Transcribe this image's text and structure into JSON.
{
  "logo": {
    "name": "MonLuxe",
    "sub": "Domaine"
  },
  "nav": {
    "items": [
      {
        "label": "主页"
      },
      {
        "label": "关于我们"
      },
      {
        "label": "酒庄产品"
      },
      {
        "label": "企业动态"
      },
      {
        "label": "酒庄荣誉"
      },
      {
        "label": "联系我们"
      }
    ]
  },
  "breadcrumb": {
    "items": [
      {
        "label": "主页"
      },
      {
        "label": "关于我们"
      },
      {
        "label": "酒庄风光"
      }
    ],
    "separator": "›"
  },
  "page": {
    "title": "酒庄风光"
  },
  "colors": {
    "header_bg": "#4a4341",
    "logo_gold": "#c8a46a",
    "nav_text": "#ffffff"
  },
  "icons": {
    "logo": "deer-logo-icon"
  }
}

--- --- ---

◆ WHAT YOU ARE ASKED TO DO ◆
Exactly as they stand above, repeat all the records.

◆ ANSWER AREA ◆
Transcribe this image's text and structure into JSON.
{
  "logo": {
    "name": "MonLuxe",
    "sub": "Domaine"
  },
  "nav": {
    "items": [
      {
        "label": "主页"
      },
      {
        "label": "关于我们"
      },
      {
        "label": "酒庄产品"
      },
      {
        "label": "企业动态"
      },
      {
        "label": "酒庄荣誉"
      },
      {
        "label": "联系我们"
      }
    ]
  },
  "breadcrumb": {
    "items": [
      {
        "label": "主页"
      },
      {
        "label": "关于我们"
      },
      {
        "label": "酒庄风光"
      }
    ],
    "separator": "›"
  },
  "page": {
    "title": "酒庄风光"
  },
  "colors": {
    "header_bg": "#4a4341",
    "logo_gold": "#c8a46a",
    "nav_text": "#ffffff"
  },
  "icons": {
    "logo": "deer-logo-icon"
  }
}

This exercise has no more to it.